A US Marine ID crew member died in a warplane crash in Japan

TOKYO – US Marines have identified a fighter pilot who died after his plane collided with a refueling plane while training off the coast of Japan, leaving five more Marines missing and one rescued.

Two pilots were flying an F / A-18 Hornet that collided with a KC-130 Hercules around 2 am Thursday. The other pilot was saved and the crew of the refueling plane disappeared.

The Marine Corps identified the deceased crew member as Captain Jahmar Resilard, 28, of Miramar, Florida.
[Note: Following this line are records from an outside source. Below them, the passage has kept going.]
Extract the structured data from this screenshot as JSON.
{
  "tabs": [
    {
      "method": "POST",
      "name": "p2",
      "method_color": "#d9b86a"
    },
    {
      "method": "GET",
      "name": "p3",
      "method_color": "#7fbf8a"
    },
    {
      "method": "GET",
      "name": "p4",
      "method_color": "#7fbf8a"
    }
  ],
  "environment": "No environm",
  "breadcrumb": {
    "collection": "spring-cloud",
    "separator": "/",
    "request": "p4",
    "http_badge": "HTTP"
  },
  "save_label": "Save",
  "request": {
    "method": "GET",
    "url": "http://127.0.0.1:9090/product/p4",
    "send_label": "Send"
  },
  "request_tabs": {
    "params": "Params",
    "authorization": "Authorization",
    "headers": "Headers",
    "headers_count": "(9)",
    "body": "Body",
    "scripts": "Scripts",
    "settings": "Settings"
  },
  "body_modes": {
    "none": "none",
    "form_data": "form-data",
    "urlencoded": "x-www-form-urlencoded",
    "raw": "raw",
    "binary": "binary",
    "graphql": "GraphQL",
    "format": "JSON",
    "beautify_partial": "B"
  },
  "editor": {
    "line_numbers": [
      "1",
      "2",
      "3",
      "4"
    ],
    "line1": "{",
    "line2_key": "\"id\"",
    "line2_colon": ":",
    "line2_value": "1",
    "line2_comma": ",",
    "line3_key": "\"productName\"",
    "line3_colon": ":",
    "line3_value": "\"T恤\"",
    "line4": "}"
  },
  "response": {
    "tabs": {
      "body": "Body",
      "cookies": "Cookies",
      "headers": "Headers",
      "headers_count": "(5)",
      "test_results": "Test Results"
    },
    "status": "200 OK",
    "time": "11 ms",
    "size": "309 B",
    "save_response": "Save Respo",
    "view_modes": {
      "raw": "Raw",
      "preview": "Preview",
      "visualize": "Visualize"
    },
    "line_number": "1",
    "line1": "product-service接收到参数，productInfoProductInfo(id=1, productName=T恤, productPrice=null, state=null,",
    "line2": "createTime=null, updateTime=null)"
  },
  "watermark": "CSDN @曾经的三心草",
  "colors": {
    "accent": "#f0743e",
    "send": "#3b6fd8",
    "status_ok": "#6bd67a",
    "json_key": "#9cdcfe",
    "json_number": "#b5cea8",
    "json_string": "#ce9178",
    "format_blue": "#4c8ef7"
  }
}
He served with Marine All Weather Fighter 242 Attack Squadron, stationed at the Iwakuni Marine Corps Air Base in Yamaguchi, Japan.

"The bats are deeply saddened by the loss of Captain Jahmar Resilard. He was an efficient and dedicated leader who loved the Marines and other fighter pilots with passion, "said Lt. Col. James Compton, squadron commander, in a statement.

"His warm and charismatic nature has brought us closer and he will be sorely missed," he added.

The Marines said the two planes were involved in routine training, including in – flight refueling, but that they were still investigating the causes of the accident.

President Donald Trump tweeted that his thoughts and prayers were with the members of the Marine Corps crew involved in the collision. He thanked US forces in Japan for their "immediate relief and relief efforts" and said, "Whatever your needs, we are here for you."

The accident is the latest in a recent series of accidents involving the US military deployed in Japan and nearby.

Last month, an US F / A-18 Hornet from the USS Ronald Reagan aircraft carrier crashed into the sea, southwest of Okinawa Island, in southern Japan, although its two pilots were saved safely. In mid-October, a Ronald Reagan-owned MH-60 Seahawk crashed off the Philippine Sea shortly after takeoff, causing non-fatal wounds to a dozen sailors.

More than 50,000 US troops are based in Japan as part of a bilateral security pact.


Follow Mari Yamaguchi on Twitter at

Copyright 2018 The Associated Press. All rights reserved. This material may not be published, disseminated, rewritten or redistributed.


Post Comment

This site uses Akismet to reduce spam. Learn how your comment data is processed.

%d bloggers like this: